What the task asks >> Among the entries, find the lines with the string "screenshot" and report them.

Exercise data >>
☆ ☆ ☆ ☆

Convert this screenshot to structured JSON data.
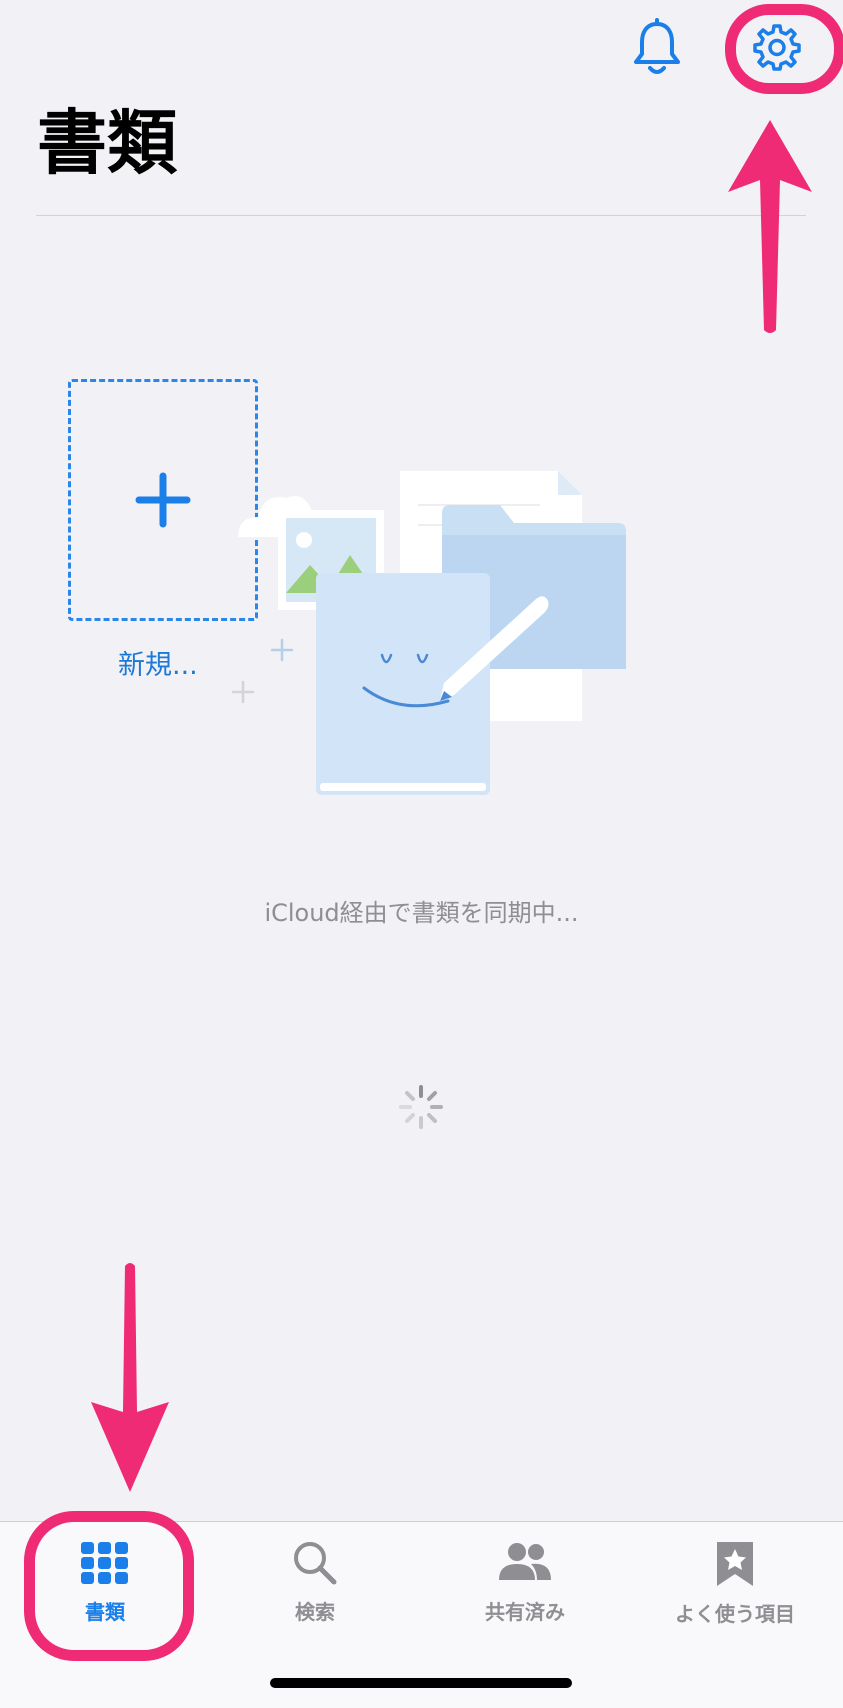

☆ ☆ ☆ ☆

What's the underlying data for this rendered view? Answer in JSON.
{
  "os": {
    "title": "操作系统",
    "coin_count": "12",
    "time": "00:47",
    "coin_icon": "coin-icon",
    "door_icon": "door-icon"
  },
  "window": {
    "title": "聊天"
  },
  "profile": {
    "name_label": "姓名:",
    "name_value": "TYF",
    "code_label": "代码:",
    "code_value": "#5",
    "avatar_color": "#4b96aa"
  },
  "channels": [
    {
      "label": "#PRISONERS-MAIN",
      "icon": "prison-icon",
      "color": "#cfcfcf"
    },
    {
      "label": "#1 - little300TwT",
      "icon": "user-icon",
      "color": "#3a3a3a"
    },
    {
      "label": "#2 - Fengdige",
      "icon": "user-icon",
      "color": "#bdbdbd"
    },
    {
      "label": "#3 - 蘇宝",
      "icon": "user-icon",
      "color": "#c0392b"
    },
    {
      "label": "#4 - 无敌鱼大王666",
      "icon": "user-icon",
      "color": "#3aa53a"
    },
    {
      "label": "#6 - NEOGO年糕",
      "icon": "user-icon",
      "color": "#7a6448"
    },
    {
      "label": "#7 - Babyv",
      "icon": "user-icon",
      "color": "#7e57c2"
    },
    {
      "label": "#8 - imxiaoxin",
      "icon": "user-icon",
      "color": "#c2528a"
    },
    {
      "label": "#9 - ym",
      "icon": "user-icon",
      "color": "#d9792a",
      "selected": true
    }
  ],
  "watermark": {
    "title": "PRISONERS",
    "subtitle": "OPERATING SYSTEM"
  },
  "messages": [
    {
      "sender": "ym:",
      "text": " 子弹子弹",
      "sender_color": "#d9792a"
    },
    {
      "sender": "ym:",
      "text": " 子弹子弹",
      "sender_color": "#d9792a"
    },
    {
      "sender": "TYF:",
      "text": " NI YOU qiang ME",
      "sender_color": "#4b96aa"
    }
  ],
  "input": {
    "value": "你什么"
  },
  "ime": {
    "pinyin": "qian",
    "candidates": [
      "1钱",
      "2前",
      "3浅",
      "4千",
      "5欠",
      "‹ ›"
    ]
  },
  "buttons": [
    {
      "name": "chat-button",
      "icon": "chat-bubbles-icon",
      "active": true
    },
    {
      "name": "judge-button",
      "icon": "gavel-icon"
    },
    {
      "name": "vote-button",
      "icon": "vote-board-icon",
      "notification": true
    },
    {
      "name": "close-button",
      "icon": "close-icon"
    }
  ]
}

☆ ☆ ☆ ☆

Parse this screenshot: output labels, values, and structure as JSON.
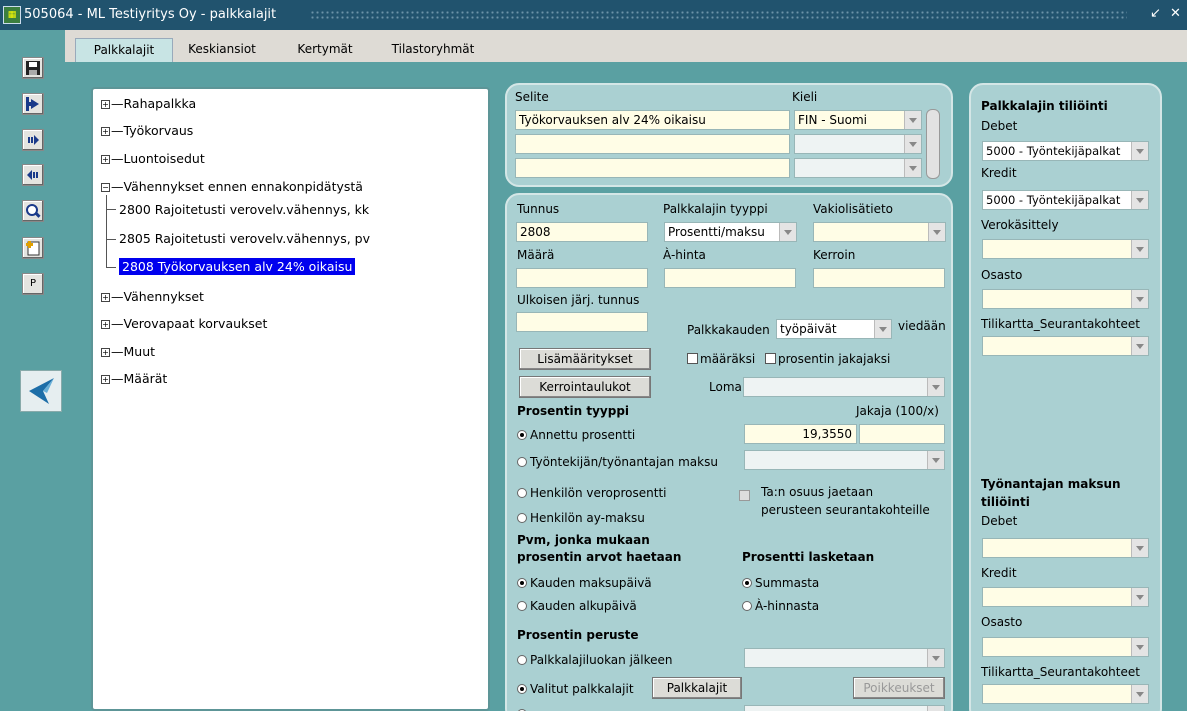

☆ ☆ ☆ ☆

Written answer >>
Convert this screenshot to structured JSON data.
Parse this screenshot: output labels, values, and structure as JSON.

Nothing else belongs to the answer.